From a political point of view, as long as Serbia is on this European path, no one really touches it. Of course, there are pressures, but there is no direct interference in the electoral process. The influence on society is exerted through the soft power of certain media and NGOs, which prefer options in support of NATO, the recognition of Kosovo and the imposition of sanctions against Russia. This is now being carried out rather unsuccessfully, because in Serbia there are numerous ideologically independent media and analysts who can impartially inform the people about real events in Serbia and in the world, without self-denial and Russophobia.

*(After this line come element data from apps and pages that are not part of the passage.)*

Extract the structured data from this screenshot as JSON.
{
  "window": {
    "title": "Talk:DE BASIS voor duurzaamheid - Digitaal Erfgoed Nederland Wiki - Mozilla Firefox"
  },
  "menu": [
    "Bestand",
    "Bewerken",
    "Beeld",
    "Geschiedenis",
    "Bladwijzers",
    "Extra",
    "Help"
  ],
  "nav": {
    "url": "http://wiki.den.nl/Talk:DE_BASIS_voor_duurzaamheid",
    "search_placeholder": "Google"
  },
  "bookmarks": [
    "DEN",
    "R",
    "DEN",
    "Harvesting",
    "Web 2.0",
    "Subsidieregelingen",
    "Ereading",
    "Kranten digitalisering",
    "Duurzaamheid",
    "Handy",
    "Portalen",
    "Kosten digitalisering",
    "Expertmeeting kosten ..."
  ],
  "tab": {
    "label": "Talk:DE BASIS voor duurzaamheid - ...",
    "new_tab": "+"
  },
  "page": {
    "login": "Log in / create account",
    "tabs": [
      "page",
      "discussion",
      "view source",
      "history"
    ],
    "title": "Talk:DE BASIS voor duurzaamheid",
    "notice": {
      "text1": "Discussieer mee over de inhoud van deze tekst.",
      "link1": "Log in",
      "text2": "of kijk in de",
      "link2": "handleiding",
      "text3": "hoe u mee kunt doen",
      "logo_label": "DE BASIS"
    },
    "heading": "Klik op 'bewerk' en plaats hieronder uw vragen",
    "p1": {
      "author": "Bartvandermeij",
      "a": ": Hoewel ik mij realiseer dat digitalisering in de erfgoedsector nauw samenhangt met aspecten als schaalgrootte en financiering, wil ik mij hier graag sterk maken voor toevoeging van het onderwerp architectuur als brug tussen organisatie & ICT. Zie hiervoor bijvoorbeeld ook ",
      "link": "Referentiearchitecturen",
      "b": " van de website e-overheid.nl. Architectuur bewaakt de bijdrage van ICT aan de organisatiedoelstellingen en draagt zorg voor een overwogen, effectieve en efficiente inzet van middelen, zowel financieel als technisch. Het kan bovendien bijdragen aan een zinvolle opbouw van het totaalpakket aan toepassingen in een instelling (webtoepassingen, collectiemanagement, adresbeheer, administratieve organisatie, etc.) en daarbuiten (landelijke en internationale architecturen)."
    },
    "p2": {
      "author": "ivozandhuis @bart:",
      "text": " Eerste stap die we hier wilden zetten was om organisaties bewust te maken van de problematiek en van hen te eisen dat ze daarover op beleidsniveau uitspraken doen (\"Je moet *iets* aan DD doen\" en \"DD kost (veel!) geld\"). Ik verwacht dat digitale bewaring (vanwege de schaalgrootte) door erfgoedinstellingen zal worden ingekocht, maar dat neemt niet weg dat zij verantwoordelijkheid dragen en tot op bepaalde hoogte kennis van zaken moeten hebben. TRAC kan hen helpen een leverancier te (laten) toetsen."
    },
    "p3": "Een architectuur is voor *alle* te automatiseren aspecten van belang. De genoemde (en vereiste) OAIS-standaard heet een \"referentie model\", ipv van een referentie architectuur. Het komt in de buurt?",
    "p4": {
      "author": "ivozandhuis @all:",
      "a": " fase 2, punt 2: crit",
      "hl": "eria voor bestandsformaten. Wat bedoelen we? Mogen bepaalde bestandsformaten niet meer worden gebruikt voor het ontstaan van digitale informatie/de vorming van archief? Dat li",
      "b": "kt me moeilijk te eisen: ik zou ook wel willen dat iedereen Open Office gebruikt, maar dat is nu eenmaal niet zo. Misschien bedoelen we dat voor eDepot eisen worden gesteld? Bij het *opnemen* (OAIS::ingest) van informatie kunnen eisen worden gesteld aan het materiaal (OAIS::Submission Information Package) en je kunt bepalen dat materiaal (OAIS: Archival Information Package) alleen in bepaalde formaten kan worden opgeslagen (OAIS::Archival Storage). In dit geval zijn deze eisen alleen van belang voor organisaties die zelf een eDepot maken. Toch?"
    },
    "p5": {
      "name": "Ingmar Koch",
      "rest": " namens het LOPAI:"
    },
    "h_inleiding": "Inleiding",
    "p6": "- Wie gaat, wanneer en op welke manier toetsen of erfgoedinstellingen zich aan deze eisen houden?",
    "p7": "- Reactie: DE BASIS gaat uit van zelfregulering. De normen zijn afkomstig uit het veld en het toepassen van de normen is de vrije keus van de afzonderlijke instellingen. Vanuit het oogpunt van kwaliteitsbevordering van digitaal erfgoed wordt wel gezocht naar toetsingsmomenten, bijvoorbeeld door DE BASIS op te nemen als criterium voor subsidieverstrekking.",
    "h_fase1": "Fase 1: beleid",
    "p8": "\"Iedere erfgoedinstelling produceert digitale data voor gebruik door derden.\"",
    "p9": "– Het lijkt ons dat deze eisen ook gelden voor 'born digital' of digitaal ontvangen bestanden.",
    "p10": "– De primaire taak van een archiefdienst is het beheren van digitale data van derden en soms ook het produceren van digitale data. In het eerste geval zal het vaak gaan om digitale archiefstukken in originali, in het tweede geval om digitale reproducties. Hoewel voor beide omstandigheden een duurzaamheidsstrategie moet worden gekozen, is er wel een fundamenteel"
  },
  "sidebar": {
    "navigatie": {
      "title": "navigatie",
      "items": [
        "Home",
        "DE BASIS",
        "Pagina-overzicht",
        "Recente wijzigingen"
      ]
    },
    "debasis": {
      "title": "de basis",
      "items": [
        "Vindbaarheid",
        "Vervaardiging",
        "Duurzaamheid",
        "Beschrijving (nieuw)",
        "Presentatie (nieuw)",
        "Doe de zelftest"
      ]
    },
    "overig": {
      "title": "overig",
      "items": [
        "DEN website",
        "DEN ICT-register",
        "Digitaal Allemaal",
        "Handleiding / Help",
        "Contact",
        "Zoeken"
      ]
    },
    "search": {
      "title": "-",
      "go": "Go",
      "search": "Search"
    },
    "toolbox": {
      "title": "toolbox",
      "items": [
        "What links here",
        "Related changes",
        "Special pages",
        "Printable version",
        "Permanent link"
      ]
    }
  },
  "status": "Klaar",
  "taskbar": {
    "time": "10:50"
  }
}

An external observer may get the impression that the situation is to some extent absurd: if Serbia joins the EU, many are afraid that it would actually have to recognise Kosovo and impose sanctions on Russia, but so far it is easier to overcome pressure on this path. The situation in which Serbia finds itself is not ideal, but it seems the least bad for it and thus for Serbian-Russian relations.

Numerous politicians in Serbia are aware of this fact. Many hope that relations between the EU and Russia will improve before the end of Serbia’s EU accession process, otherwise Serbia would most likely have huge problems both internationally and domestically. Many therefore hope that the political forces are willing to stand up for good relations with Russia, respect for international law and Resolution 1244, according to which Kosovo is an integral part of the Republic of Serbia.

No one is clairvoyant and it is difficult to say what will happen in 10 or 15 years, but we are still witnessing changes within the EU itself. The position of conservatives and patriots, traditionally close to Serbia and Russia, is strengthening due to the demographic and migration crisis, which, apparently, is getting bigger and bigger. On this issue, there is a split between the states of Central Europe (Visegrad group), advocates of traditional European and Christian values, and those who in Western Europe promote a postmodern society.

Gouverner c’est prévoir — To govern is to foresee

What can Serbia, and ultimately Russia, do to avoid being passive observers of changes that will affect their relations?

While Serbia is on the European path:

To strengthen the independence of the media operating in Serbia so that journalists can impartially and responsibly report on bilateral relations between Russia and Serbia, without increasing tension and Russophobia, as well as on the significant challenges Serbia faces from the point of view of Serbian state interests.

To strengthen the independence of the civil sector through open and transparent funding, as the West has been doing in the Balkans for decades.

These two proposals would allow maintaining a certain balance in the media and civic spheres, and thus weaken the influence of those who want a sharp change in the mood of citizens in relation to state issues and international relations.

If Serbia becomes a member of the EU

Serbia could find allies which share the same civilisational interests in the Visegrad group. This would be a good way to soften the position of certain V4 members towards Russia. Serbia would become a real cultural and value bridge between the EU and Russia, it would promote peace and the development of the European continent from Brest to Vladivostok. But all this on the condition that the tense relations that exist today due to the imposition of sanctions by the European Union on Russia do not worsen, and that no one sets foot on an irrevocable path.

If this does happen, will there be an alternative path that Serbia could take? If “To rule is to foresee”, it would be worth considering all options and starting by clearing the roads.

Note: Survey results vary depending on survey date and customer, but trends are always similar. We note that there are no frequent surveys about relations with Russia, and that practically all NGOs that conduct them are funded by Western embassies and foundations.

Views expressed are of individual Members and Contributors, rather than the Club's, unless explicitly stated otherwise.